● **ENTRIES SUPPLIED**
>>>>

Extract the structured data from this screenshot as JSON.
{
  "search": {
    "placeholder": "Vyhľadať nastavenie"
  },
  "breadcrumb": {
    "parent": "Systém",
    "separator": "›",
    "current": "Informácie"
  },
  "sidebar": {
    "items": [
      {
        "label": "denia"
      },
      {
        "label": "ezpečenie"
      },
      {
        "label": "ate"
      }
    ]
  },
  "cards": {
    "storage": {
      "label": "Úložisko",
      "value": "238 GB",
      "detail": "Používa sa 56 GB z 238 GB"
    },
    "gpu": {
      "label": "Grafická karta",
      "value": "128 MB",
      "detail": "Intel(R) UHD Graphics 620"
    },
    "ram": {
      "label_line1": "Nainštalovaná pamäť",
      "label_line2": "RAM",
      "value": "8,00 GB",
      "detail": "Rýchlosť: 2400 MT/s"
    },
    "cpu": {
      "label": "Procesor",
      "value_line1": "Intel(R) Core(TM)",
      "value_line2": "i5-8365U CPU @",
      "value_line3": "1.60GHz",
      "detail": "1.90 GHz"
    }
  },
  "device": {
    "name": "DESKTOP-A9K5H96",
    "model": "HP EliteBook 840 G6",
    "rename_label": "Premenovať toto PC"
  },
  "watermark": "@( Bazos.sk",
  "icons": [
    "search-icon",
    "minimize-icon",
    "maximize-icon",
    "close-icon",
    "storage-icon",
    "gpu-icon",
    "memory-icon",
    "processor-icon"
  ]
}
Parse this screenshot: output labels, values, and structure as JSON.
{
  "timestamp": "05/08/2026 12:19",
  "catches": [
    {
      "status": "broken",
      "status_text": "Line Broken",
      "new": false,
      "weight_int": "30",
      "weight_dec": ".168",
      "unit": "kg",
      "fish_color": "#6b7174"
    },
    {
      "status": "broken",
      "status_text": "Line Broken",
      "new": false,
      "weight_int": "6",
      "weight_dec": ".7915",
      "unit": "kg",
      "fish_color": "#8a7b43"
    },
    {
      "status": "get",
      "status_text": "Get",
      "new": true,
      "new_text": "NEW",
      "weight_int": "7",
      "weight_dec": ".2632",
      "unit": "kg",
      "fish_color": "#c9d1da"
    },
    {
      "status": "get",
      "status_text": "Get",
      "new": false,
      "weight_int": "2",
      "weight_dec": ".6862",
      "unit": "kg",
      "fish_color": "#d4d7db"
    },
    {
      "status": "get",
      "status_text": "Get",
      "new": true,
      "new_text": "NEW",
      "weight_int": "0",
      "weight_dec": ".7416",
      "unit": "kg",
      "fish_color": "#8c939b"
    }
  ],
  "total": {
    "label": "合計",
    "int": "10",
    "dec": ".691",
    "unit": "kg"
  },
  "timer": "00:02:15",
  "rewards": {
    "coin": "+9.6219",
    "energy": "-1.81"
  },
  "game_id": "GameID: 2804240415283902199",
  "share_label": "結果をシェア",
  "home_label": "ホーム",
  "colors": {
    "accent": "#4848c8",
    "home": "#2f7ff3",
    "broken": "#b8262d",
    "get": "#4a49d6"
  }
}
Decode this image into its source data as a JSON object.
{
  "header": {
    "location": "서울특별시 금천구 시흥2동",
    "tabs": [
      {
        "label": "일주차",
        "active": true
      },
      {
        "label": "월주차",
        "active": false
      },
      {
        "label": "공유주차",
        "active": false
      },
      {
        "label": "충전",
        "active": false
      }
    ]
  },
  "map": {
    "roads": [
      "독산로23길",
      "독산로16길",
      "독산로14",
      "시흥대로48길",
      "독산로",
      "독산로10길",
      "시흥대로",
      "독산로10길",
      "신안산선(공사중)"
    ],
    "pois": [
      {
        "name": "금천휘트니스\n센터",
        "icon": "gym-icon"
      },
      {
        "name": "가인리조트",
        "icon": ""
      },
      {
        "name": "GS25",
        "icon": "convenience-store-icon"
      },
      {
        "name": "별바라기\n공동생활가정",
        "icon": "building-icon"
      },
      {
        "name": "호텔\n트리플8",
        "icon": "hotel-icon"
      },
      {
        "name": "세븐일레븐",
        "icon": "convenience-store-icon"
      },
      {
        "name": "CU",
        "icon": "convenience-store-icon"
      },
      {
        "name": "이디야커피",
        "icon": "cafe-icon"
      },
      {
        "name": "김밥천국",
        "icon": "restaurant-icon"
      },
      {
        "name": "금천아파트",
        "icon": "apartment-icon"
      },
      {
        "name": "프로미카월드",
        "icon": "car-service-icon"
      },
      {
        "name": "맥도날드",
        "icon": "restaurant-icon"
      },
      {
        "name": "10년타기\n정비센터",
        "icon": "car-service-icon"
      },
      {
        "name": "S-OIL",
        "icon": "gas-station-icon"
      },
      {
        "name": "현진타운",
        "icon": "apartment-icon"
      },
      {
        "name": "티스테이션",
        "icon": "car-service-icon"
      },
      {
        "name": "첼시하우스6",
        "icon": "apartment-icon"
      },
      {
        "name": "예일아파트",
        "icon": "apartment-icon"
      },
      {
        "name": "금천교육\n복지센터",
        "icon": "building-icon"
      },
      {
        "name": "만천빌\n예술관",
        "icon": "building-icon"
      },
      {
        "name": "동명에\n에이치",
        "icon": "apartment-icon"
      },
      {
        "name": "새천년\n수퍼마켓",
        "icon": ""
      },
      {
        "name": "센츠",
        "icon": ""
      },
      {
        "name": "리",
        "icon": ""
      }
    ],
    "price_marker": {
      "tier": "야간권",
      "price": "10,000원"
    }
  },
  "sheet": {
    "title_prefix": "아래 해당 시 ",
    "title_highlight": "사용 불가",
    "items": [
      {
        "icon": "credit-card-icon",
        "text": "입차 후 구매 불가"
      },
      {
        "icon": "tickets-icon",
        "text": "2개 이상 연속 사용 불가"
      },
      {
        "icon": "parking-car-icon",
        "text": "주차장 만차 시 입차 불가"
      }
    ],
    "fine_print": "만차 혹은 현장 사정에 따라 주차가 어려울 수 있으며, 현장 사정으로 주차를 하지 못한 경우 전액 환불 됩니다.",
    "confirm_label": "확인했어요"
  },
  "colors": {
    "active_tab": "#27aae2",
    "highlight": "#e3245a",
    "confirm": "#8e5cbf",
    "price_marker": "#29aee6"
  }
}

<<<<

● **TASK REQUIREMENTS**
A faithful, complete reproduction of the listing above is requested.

● **RESULT OF THE TASK**
Extract the structured data from this screenshot as JSON.
{
  "search": {
    "placeholder": "Vyhľadať nastavenie"
  },
  "breadcrumb": {
    "parent": "Systém",
    "separator": "›",
    "current": "Informácie"
  },
  "sidebar": {
    "items": [
      {
        "label": "denia"
      },
      {
        "label": "ezpečenie"
      },
      {
        "label": "ate"
      }
    ]
  },
  "cards": {
    "storage": {
      "label": "Úložisko",
      "value": "238 GB",
      "detail": "Používa sa 56 GB z 238 GB"
    },
    "gpu": {
      "label": "Grafická karta",
      "value": "128 MB",
      "detail": "Intel(R) UHD Graphics 620"
    },
    "ram": {
      "label_line1": "Nainštalovaná pamäť",
      "label_line2": "RAM",
      "value": "8,00 GB",
      "detail": "Rýchlosť: 2400 MT/s"
    },
    "cpu": {
      "label": "Procesor",
      "value_line1": "Intel(R) Core(TM)",
      "value_line2": "i5-8365U CPU @",
      "value_line3": "1.60GHz",
      "detail": "1.90 GHz"
    }
  },
  "device": {
    "name": "DESKTOP-A9K5H96",
    "model": "HP EliteBook 840 G6",
    "rename_label": "Premenovať toto PC"
  },
  "watermark": "@( Bazos.sk",
  "icons": [
    "search-icon",
    "minimize-icon",
    "maximize-icon",
    "close-icon",
    "storage-icon",
    "gpu-icon",
    "memory-icon",
    "processor-icon"
  ]
}
Parse this screenshot: output labels, values, and structure as JSON.
{
  "timestamp": "05/08/2026 12:19",
  "catches": [
    {
      "status": "broken",
      "status_text": "Line Broken",
      "new": false,
      "weight_int": "30",
      "weight_dec": ".168",
      "unit": "kg",
      "fish_color": "#6b7174"
    },
    {
      "status": "broken",
      "status_text": "Line Broken",
      "new": false,
      "weight_int": "6",
      "weight_dec": ".7915",
      "unit": "kg",
      "fish_color": "#8a7b43"
    },
    {
      "status": "get",
      "status_text": "Get",
      "new": true,
      "new_text": "NEW",
      "weight_int": "7",
      "weight_dec": ".2632",
      "unit": "kg",
      "fish_color": "#c9d1da"
    },
    {
      "status": "get",
      "status_text": "Get",
      "new": false,
      "weight_int": "2",
      "weight_dec": ".6862",
      "unit": "kg",
      "fish_color": "#d4d7db"
    },
    {
      "status": "get",
      "status_text": "Get",
      "new": true,
      "new_text": "NEW",
      "weight_int": "0",
      "weight_dec": ".7416",
      "unit": "kg",
      "fish_color": "#8c939b"
    }
  ],
  "total": {
    "label": "合計",
    "int": "10",
    "dec": ".691",
    "unit": "kg"
  },
  "timer": "00:02:15",
  "rewards": {
    "coin": "+9.6219",
    "energy": "-1.81"
  },
  "game_id": "GameID: 2804240415283902199",
  "share_label": "結果をシェア",
  "home_label": "ホーム",
  "colors": {
    "accent": "#4848c8",
    "home": "#2f7ff3",
    "broken": "#b8262d",
    "get": "#4a49d6"
  }
}
Decode this image into its source data as a JSON object.
{
  "header": {
    "location": "서울특별시 금천구 시흥2동",
    "tabs": [
      {
        "label": "일주차",
        "active": true
      },
      {
        "label": "월주차",
        "active": false
      },
      {
        "label": "공유주차",
        "active": false
      },
      {
        "label": "충전",
        "active": false
      }
    ]
  },
  "map": {
    "roads": [
      "독산로23길",
      "독산로16길",
      "독산로14",
      "시흥대로48길",
      "독산로",
      "독산로10길",
      "시흥대로",
      "독산로10길",
      "신안산선(공사중)"
    ],
    "pois": [
      {
        "name": "금천휘트니스\n센터",
        "icon": "gym-icon"
      },
      {
        "name": "가인리조트",
        "icon": ""
      },
      {
        "name": "GS25",
        "icon": "convenience-store-icon"
      },
      {
        "name": "별바라기\n공동생활가정",
        "icon": "building-icon"
      },
      {
        "name": "호텔\n트리플8",
        "icon": "hotel-icon"
      },
      {
        "name": "세븐일레븐",
        "icon": "convenience-store-icon"
      },
      {
        "name": "CU",
        "icon": "convenience-store-icon"
      },
      {
        "name": "이디야커피",
        "icon": "cafe-icon"
      },
      {
        "name": "김밥천국",
        "icon": "restaurant-icon"
      },
      {
        "name": "금천아파트",
        "icon": "apartment-icon"
      },
      {
        "name": "프로미카월드",
        "icon": "car-service-icon"
      },
      {
        "name": "맥도날드",
        "icon": "restaurant-icon"
      },
      {
        "name": "10년타기\n정비센터",
        "icon": "car-service-icon"
      },
      {
        "name": "S-OIL",
        "icon": "gas-station-icon"
      },
      {
        "name": "현진타운",
        "icon": "apartment-icon"
      },
      {
        "name": "티스테이션",
        "icon": "car-service-icon"
      },
      {
        "name": "첼시하우스6",
        "icon": "apartment-icon"
      },
      {
        "name": "예일아파트",
        "icon": "apartment-icon"
      },
      {
        "name": "금천교육\n복지센터",
        "icon": "building-icon"
      },
      {
        "name": "만천빌\n예술관",
        "icon": "building-icon"
      },
      {
        "name": "동명에\n에이치",
        "icon": "apartment-icon"
      },
      {
        "name": "새천년\n수퍼마켓",
        "icon": ""
      },
      {
        "name": "센츠",
        "icon": ""
      },
      {
        "name": "리",
        "icon": ""
      }
    ],
    "price_marker": {
      "tier": "야간권",
      "price": "10,000원"
    }
  },
  "sheet": {
    "title_prefix": "아래 해당 시 ",
    "title_highlight": "사용 불가",
    "items": [
      {
        "icon": "credit-card-icon",
        "text": "입차 후 구매 불가"
      },
      {
        "icon": "tickets-icon",
        "text": "2개 이상 연속 사용 불가"
      },
      {
        "icon": "parking-car-icon",
        "text": "주차장 만차 시 입차 불가"
      }
    ],
    "fine_print": "만차 혹은 현장 사정에 따라 주차가 어려울 수 있으며, 현장 사정으로 주차를 하지 못한 경우 전액 환불 됩니다.",
    "confirm_label": "확인했어요"
  },
  "colors": {
    "active_tab": "#27aae2",
    "highlight": "#e3245a",
    "confirm": "#8e5cbf",
    "price_marker": "#29aee6"
  }
}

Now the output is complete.